“No, not that movement,” he wrote cleverly.
December 4, 2011 1 Comment
What a remarkable gem from the New York Times Sunday Book Review — in this case reviewing two books about the Ku Klux Klan:
Imagine a political movement created in a moment of terrible anxiety, its origins shrouded in a peculiar combination of manipulation and grass-roots mobilization, its ranks dominated by Christian conservatives and self-proclaimed patriots, its agenda driven by its members’ fervent embrace of nationalism, nativism and moral regeneration, with more than a whiff of racism wafting through it.
No, not that movement. The one from the 1920s, with the sheets and the flaming crosses and the ludicrous name meant to evoke a heroic past.
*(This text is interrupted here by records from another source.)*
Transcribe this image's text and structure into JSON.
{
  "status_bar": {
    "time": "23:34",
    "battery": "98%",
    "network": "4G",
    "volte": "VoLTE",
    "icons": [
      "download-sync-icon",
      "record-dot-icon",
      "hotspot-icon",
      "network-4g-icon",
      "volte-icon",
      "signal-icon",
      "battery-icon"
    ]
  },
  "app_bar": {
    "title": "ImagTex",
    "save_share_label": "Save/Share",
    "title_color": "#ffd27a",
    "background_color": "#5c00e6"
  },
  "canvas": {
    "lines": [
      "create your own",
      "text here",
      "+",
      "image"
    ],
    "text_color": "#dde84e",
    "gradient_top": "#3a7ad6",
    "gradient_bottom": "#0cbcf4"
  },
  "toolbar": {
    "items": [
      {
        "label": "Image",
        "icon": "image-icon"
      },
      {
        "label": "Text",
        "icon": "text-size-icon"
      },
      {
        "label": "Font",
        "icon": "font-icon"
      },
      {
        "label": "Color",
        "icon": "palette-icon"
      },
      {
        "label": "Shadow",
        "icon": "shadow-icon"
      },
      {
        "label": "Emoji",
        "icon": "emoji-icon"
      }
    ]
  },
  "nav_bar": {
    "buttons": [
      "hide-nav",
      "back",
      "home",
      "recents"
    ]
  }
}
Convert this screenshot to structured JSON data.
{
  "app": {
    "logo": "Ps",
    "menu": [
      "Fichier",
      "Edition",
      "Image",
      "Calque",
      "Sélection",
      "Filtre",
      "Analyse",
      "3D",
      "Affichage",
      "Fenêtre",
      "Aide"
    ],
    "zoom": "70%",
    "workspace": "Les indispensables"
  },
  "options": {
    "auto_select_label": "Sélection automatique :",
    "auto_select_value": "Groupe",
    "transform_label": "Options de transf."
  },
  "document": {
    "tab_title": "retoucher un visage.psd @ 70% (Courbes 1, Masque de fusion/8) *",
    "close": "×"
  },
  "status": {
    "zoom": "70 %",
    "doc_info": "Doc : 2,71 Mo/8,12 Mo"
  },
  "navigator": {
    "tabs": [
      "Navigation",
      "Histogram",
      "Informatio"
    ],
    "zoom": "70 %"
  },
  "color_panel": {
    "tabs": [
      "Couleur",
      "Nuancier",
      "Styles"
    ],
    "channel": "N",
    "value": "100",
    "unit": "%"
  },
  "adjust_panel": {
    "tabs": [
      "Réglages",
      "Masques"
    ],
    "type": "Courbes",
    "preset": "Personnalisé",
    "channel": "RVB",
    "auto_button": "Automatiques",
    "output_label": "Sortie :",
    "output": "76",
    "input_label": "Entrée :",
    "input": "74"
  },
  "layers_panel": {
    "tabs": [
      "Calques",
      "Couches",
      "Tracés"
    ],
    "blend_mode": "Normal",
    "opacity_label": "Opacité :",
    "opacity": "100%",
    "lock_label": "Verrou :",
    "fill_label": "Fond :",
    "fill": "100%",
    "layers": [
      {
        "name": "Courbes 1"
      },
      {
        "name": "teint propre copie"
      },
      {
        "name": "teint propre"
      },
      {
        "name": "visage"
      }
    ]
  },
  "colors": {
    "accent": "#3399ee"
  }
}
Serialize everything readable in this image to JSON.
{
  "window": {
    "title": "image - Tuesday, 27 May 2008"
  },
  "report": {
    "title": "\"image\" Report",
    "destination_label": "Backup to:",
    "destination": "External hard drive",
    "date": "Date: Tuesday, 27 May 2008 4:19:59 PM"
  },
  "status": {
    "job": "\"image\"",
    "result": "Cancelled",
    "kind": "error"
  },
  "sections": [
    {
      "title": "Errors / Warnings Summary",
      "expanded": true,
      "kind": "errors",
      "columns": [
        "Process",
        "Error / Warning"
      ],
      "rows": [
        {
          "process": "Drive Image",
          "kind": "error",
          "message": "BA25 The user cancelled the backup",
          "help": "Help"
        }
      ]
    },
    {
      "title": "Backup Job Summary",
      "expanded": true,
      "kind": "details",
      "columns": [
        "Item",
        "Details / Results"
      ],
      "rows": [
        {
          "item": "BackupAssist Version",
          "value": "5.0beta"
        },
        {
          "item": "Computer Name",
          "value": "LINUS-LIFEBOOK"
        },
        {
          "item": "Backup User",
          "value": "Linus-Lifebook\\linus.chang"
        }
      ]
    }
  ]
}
The Invisible Empire of the Knights of the Ku Klux Klan, they called it. And for a few years it burned across the nation, a fearsome thing to behold.
“No, not that movement“? To what, exactly, is the good liberal professor Boyle referring with his overwrought, massively condescending and faux-cryptic allusion?
My best guess is the Know-Nothings, started in 1854 in reaction to the hundreds of thousands of Irish immigrants to America. They were nearly all poor, Catholic, uneducated, hungry (they were escaping a horrible famine in Ireland) and spoke with a barely intelligible brogue. It was America’s first experience with mass immigration — and America’s almost exclusively Protestant stock, at the time, wasn’t pleased. Riots, burnings and lootings erupted across the Northeast and Midwest. Opponents of immigration formed the Know-Nothing Party, which swept the Massachusetts elections and polled well across the north. Their platform promised strict limitations on immigration from Catholic countries and the teaching of Protestantism in public schools.
The Civil War was a bit of a burp in the northern hate, what with the hordes of immigrants pressed into war service immediately after their arrival at Ellis Island. The Know-Nothing Party (so called because they began as a secret society and were instructed to say, “I know nothing” when asked about their secret meetings) dwindled, immigration from other Catholic countries surged, and “nativism” settled into local disputes.
While I believe I’ve teased out Professor Boyle’s clever allusion, I’m a bit troubled by this fact. Most Americans know nothing about the Know-Nothings. You have to be a pretty geeky student of history to pick up on the Know-Nothings with nothing but “No, not that movement” as a hint.
True, the good professor is writing for the New York Times, which fairly presumes ideologically selective omniscience of its readers, but the style-book would have then dictated this cleverness: “No, not that movement, you know-nothing, I mean the Ku Klux Klan.” That is, the less (excruciatingly) obvious choice. Yeah, no, it’s not adding up.
There is another possibility. Less plausible — but at least a bit later in time, and therefore not requiring readers to pick up on a fairly obscure mid-19th century allusion with no clues. Congress enacted the Chinese Exclusion Act in 1882 — a mind-boggling bigoted enactment intended not only to block Chinese immigration, but to prevent existing Chinese immigrants from becoming naturalized citizens.
Chinese immigrants built the first transcontinental railroad (and about 1,000 died in avalanches and accidents). America responded with hatred of the “yellow peril.” San Francisco created segregated schools for Asian children and western states enacted laws making it illegal for Asian immigrants to own property or open businesses.
The Immigration Act of 1924 made clear that the exclusion of 1882 applied to all Asians (and incidentally limited immigration from southern and eastern Europe, i.e., Italian and Polish Catholics and Jews).
And again, a big war was a bit of a burp in the Northern hate. China was our ally in World War II, and so Congress eased the exclusion nastiness — and simply set the quota for Chinese immigrants way low. (Japanese-Americans were huddled into internment camps around this time.)
Now that’s got the makings of “nationalism and nativism” — but I’m not sure I see any “movement” here — much less “a political movement created in a moment of terrible anxiety.” While helpfully later in time, I just don’t see the good Professor Boyle’s allusion pointing fruitfully to the horrible racism against Asians in the late 19th and early 20th centuries.
So whatever could he mean by “No, not that movement“?